Who Invented the AutoCorrect?
Dr. James L. Snyder
The other day I recognized something that had been happening for quite a while. As I was texting, I noticed that there was AutoCorrect. So whenever I spelled a word, it would finish the spelling before I was done. And, if I was spelling it wrong, it corrected me.
A few times, I am typing a word, and AutoCorrect uses a different word. If I’m not paying attention to my typing, I can send the wrong words to someone.
I was drinking my cup of coffee this morning and thinking about that. So who came up with the idea of AutoCorrect? I’m not saying it’s not a good idea, but sometimes it can be annoying.
I began remembering certain things happening throughout my lifetime. Those things had to do with The Gracious Mistress of the Parsonage.
Soon after we were married, we were at some family reunion, and I was telling a story, and all of a sudden, my wife said, “No, it was not Thursday, but it was a Friday.” So I corrected my story and went on.
I ignored that, but I noticed this has happened quite a few times in my home; I have the ultimate AutoCorrect.
One thing that worries me is that during my sermon, sometime she may stand up and correct me by saying, “No, it’s John 3:16.”
Whenever that happens, and the chances are good that it might sometime, how in the world will I handle that?
I don’t mind being corrected, but I prefer she text me instead of speaking out with her voice in front of people.
Several times I wanted to see if she was on the right track. I made up a story that didn’t make sense to see if she would correct me. And guess what? She said, “No, it was a coconut pie, not a chocolate pie.”
I smiled at her, nodded, and said, “Thank you, my dear.”
She was so appreciative that she was able to help me with that story. Unbeknownst to her, the story was untrue from the very beginning. But how she did not know the story wasn’t true is beyond my comprehension.
That got me on a personal agenda.
What would happen if I wrongly AutoCorrect her in one of her stories? The very idea brought giggles to my soul.
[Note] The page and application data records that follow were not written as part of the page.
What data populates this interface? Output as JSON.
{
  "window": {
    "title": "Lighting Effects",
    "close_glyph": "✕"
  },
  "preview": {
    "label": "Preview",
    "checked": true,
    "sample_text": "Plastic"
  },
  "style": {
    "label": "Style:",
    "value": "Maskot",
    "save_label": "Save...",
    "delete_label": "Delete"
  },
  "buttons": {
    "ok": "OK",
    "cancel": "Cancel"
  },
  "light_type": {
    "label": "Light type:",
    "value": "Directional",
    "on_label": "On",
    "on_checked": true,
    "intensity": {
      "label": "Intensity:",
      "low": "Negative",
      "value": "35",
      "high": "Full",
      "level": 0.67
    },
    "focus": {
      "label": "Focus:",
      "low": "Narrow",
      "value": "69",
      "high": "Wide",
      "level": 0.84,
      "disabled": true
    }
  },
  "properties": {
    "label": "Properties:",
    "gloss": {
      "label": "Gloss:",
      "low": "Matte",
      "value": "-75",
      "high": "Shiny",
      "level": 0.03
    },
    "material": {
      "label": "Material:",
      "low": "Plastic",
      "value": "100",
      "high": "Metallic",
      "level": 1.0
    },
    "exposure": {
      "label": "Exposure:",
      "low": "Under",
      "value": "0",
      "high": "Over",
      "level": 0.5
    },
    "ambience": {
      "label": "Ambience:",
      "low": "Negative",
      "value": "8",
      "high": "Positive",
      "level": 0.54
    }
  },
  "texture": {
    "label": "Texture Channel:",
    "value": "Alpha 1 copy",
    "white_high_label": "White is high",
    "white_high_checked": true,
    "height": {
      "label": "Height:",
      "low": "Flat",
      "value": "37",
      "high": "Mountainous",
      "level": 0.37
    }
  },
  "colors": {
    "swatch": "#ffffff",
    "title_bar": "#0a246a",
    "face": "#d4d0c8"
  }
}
She was talking about our wedding and anniversary, and I jumped in and AutoCorrected her to see what she would do. “No, our wedding anniversary is August 14.”
She looked at me with a puzzled look and said, “That’s what I said. August 14.”
“Oh,” I said, “I thought you said August 14.”
“I did say August 14.”
I just smiled because her puzzled look was worth all the nonsense I had just produced.
That night when we got home, she asked me what that was about, and I said, “I’m sorry; I guess I just didn’t hear you.”
We were having lunch with several new friends and were talking about our children during the conversation. I spouted confidently, “We have four of the most wonderful children in the world.”
My wife looked at me and said, “We only have three children. Where did you get four?”
Looking at her, I said, “You mean we only have three children?”
I was snickering and tried to keep most of it inside, but she looked at me with one of “those looks,” and our new friends had no idea what was happening. I love it when a plan comes together.
There’s no way I could ever catch up with the many times she has AutoCorrected me, but it certainly will be fun trying.
Whenever I say something that’s not exactly true, she cannot help but jump in and AutoCorrect me.
But I first remembered this happening right after we were married. I did not know how to handle it. I was a little frustrated when she did it. Now, after over 50 years of marriage, it is one of the great aspects of our relationship.
Most importantly, she doesn’t know what I’m doing. And I beg you not to let her know.
One time it did backfire on me. We were with some friends talking about money. I don’t know why people talk about money, but they do. And I said something to the effect that we made over $100,000 a year. I was waiting for her to jump in and do her AutoCorrect. But she said nothing.
I’m not sure why she didn’t respond, but when we got home that night, she looked at me and said, “Ok, where is all that money? What have you done with it?”
It took me a while to back out of that hole, but as far as I know, that’s the only time it backfired on me.
I should be thankful that I have my own AutoCorrect to keep me from embarrassing myself. It may not be free, but it is worth it.
As I was pondering this, I began to think of the spiritual side. David says in Psalms 119:11, 16, “Thy word have I hid in mine heart, that I might not sin against thee. I will delight myself in thy statutes: I will not forget thy word.”
The most important AutoCorrect for me is the Word of God. I’m so thankful that God’s Word AutoCorrects me in my daily life when I need it and it has always been true.
Dr. James L. Snyder lives in Ocala, FL with the Gracious Mistress of the Parsonage. Telephone 1-352-216-3025, e-mail firstname.lastname@example.org, website www.jamessnyderministries.com.